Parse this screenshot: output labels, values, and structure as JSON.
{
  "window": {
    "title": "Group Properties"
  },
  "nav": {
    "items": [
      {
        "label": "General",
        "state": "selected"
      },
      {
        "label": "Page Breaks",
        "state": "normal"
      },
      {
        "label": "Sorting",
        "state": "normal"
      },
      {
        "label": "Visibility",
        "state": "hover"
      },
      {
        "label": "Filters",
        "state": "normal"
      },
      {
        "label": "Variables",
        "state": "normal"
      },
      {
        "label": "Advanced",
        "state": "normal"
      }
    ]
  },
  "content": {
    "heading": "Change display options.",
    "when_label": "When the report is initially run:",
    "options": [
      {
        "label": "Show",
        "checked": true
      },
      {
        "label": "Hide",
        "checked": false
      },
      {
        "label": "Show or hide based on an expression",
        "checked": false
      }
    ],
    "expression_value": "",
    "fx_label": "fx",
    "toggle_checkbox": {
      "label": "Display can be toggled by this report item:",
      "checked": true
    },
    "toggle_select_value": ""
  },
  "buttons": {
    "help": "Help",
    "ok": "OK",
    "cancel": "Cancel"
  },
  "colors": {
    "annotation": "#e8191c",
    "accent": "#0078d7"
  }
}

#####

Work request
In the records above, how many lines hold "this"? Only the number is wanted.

Output of the exercise
2